┌──

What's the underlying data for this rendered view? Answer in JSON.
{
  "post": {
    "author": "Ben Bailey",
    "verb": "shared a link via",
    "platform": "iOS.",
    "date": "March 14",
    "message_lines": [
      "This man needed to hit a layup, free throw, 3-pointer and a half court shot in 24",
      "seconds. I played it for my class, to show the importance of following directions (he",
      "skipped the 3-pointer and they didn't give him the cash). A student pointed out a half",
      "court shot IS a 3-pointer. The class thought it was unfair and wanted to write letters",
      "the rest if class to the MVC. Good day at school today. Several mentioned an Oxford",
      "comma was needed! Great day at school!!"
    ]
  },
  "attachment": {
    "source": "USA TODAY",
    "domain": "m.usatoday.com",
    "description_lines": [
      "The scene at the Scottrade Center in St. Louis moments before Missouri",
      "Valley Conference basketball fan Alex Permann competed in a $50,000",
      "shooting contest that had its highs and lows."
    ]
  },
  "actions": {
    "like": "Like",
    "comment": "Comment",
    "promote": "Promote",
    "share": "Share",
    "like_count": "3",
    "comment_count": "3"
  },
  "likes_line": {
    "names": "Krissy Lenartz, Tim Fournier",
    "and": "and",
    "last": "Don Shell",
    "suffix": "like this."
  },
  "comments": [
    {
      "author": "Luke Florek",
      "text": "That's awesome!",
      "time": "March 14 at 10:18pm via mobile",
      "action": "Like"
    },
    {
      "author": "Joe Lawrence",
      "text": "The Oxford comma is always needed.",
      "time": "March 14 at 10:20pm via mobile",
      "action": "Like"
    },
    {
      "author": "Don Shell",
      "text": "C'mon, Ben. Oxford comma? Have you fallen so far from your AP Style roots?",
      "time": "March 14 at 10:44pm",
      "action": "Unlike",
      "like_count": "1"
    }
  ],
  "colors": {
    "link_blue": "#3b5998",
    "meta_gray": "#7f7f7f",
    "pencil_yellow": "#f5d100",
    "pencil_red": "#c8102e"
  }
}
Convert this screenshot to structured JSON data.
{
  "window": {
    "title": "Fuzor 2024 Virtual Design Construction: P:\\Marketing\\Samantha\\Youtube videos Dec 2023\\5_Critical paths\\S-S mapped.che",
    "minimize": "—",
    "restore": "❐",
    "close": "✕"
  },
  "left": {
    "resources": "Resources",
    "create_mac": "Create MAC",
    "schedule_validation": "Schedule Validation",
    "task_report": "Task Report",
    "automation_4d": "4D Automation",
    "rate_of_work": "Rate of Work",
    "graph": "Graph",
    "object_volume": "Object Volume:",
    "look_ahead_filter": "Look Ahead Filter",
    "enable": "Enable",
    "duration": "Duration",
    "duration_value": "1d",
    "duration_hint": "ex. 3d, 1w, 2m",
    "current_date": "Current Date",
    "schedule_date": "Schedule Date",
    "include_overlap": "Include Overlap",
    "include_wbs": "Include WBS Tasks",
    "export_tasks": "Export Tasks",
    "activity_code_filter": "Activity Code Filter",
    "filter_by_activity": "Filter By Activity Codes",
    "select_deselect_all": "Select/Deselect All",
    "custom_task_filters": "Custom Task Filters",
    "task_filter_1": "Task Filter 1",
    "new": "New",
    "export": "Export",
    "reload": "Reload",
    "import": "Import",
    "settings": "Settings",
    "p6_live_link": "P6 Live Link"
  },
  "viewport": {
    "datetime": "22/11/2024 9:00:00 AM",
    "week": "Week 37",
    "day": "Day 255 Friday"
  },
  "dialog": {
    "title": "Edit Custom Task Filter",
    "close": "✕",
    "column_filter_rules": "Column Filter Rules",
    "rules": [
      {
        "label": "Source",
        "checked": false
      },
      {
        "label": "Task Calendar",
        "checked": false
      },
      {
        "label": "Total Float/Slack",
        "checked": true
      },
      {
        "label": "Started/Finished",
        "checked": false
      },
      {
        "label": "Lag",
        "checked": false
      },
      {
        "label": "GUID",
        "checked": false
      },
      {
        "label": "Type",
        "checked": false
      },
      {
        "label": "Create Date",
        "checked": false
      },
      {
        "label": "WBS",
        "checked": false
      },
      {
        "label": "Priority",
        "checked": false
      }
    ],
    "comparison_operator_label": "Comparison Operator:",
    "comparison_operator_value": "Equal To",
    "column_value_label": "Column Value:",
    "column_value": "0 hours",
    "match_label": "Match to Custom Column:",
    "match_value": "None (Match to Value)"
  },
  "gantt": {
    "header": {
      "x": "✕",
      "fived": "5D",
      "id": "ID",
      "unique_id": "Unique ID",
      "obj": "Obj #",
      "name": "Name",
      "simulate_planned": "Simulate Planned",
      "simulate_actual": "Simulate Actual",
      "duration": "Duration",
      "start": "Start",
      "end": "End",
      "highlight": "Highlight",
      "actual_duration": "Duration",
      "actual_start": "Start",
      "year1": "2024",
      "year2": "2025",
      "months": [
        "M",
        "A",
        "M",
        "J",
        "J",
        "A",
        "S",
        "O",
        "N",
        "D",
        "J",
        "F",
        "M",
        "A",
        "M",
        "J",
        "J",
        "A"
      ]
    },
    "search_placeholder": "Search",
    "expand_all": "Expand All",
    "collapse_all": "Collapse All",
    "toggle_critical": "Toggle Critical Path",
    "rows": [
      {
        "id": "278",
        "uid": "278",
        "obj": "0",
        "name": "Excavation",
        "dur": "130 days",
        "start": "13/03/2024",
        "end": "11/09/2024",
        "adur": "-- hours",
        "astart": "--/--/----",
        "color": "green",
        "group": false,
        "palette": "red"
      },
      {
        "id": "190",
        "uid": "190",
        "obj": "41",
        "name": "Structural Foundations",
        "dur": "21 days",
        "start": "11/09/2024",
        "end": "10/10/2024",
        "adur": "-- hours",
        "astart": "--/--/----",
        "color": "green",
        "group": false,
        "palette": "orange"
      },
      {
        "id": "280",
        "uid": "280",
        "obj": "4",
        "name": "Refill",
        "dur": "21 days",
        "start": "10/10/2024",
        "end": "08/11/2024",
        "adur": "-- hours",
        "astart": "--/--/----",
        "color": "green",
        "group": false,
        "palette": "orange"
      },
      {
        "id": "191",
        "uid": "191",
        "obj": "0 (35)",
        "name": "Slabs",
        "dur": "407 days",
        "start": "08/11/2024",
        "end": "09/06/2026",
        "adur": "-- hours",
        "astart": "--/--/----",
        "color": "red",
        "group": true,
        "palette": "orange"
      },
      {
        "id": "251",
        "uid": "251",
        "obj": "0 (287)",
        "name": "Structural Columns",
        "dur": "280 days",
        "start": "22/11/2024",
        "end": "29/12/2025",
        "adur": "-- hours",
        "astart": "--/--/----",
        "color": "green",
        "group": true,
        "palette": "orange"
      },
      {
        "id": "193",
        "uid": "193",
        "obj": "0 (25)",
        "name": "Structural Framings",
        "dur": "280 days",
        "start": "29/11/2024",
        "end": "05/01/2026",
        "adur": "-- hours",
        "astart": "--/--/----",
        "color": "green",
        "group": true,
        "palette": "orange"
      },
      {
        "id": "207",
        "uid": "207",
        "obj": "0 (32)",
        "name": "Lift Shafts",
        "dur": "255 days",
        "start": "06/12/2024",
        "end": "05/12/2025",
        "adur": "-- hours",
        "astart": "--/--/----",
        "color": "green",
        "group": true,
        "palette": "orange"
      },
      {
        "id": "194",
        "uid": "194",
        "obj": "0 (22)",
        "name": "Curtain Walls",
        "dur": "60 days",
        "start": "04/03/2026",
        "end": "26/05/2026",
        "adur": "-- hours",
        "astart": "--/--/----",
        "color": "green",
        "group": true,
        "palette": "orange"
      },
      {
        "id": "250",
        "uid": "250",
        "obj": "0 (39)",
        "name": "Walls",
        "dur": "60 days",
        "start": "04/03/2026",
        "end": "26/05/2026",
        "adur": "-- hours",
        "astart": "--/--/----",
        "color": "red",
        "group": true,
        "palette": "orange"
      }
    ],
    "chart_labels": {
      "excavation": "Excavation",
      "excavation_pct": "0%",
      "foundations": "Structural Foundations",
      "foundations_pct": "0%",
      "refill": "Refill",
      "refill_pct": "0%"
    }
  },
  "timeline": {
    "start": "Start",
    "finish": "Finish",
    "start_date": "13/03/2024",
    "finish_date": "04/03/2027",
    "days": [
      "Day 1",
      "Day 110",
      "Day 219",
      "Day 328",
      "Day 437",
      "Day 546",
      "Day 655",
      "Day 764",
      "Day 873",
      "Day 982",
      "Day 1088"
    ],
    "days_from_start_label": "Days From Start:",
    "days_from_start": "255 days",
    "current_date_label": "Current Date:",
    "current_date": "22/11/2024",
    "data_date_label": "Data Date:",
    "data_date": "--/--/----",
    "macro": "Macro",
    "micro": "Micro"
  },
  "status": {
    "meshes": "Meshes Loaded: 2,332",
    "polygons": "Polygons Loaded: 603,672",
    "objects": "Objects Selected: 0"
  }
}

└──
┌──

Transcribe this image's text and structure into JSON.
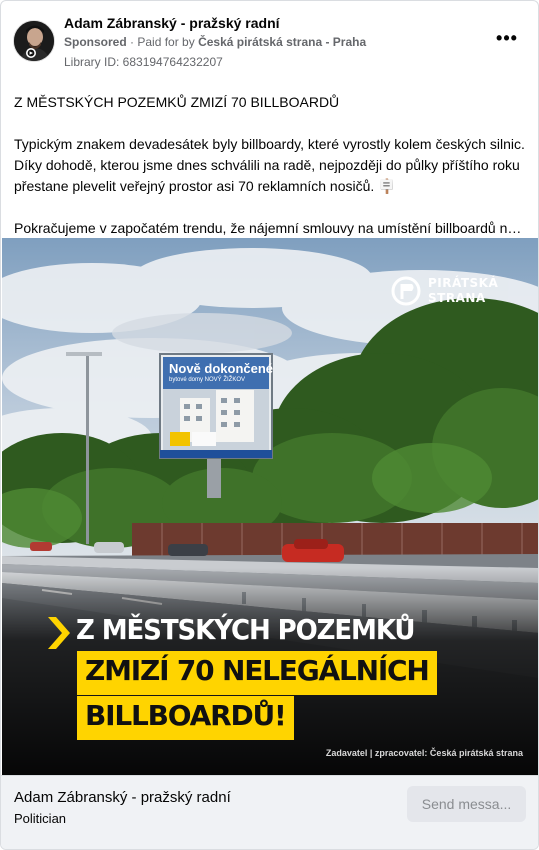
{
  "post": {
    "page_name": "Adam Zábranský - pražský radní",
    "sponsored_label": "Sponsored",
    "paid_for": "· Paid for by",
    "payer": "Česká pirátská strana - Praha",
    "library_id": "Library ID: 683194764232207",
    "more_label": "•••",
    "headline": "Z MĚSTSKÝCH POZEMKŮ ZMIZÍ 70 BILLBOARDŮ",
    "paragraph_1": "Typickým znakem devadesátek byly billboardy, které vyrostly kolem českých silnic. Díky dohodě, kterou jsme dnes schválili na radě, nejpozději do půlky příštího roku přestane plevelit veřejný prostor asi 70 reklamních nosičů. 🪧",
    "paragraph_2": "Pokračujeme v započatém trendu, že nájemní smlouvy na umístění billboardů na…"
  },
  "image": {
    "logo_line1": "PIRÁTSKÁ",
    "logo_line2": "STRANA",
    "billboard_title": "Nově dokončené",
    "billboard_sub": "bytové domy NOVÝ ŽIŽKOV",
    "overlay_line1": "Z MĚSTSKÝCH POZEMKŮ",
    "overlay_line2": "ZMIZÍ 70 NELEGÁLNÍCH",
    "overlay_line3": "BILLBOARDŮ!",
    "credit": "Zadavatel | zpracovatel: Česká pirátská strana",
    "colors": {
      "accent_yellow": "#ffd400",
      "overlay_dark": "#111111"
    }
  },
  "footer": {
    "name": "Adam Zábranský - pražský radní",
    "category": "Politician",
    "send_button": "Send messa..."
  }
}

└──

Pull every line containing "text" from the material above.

      "text": "That's awesome!",
      "text": "The Oxford comma is always needed.",
      "text": "C'mon, Ben. Oxford comma? Have you fallen so far from your AP Style roots?",
Transcribe this image's text and structure into JSON.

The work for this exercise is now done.